SOURCE: Vox and Inside Climate News DATE: February 17, 2018 SNIP: Vox: The Arctic Ocean once froze reliably every year. Those days are over. Arctic sea ice extent has been measured by satellites since the 1970s. And scientists can sample ice cores, permafrost records, and tree rings to make some assumptions about the sea ice extent going back 1,500 years. And when you put that all on a chart, well, it looks a little scary. “The Arctic is going through the most unprecedented transition in human history,” Jeremy Mathis, director of NOAA’s Arctic research program, said at a press conference. “This year’s observations confirm that the Arctic shows no signs of returning to the reliably frozen state it was in just a decade ago.” The report, which you can read in full here, compiles trends that scientists have been seeing for years. The Arctic is warming at twice the rate of the rest of the world. And 2017 saw a new record low for the maximum sea ice extent (i.e., how much of the Arctic ocean freezes in the coldest depths of winter). That huge drop-off at the end?
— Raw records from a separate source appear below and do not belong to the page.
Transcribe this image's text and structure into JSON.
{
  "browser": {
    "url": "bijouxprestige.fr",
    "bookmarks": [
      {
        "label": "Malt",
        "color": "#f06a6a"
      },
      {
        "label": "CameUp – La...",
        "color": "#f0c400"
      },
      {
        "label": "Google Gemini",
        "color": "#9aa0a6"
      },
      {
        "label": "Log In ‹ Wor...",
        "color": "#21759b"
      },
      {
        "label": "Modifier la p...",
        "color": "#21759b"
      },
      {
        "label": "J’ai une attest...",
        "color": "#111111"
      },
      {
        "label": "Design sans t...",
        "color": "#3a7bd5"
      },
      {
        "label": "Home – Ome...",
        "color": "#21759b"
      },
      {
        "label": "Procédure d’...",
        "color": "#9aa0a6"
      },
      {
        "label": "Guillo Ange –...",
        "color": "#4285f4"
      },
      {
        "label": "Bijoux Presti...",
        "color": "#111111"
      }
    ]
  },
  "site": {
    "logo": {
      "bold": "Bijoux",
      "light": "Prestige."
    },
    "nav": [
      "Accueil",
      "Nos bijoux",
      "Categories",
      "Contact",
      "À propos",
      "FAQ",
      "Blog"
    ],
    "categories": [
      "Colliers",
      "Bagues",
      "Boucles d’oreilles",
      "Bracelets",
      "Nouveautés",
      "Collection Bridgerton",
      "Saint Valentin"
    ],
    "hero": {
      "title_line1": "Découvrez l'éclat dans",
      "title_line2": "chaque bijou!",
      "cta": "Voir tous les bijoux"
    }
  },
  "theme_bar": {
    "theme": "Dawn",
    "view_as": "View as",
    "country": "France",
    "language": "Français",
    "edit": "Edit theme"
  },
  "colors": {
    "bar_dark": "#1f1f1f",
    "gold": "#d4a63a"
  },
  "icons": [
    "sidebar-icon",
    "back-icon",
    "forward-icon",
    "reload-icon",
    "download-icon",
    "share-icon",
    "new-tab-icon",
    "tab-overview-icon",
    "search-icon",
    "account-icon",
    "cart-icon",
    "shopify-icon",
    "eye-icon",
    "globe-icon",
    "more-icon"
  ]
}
That’s “the largest magnitude decline in sea ice, and the greatest sustained rate in sea ice decline in that 1,500-year record,” said Emily Osborne, the NOAA scientist who compiled the data for the chart. Inside Climate News: In just eight days in mid-February, nearly a third of the sea ice covering the Bering Sea off Alaska’s west coast disappeared. That kind of ice loss and the changing climate as the planet warms is affecting the lives of the people who...
Sea ice tracking low in both hemispheres

Sea ice tracking low in both hemispheres

SOURCE: National Snow and Ice Data Center (NSIDC) DATE: February 6, 2018 SNIP: January of 2018 began and ended with satellite-era record lows in Arctic sea ice extent, resulting in a new record low for the month. Combined with low ice extent in the Antarctic, global sea ice extent is also at a record low. The linear rate of decline for January is 47,700 square kilometers (18,400 square miles) per year, or 3.3 percent per...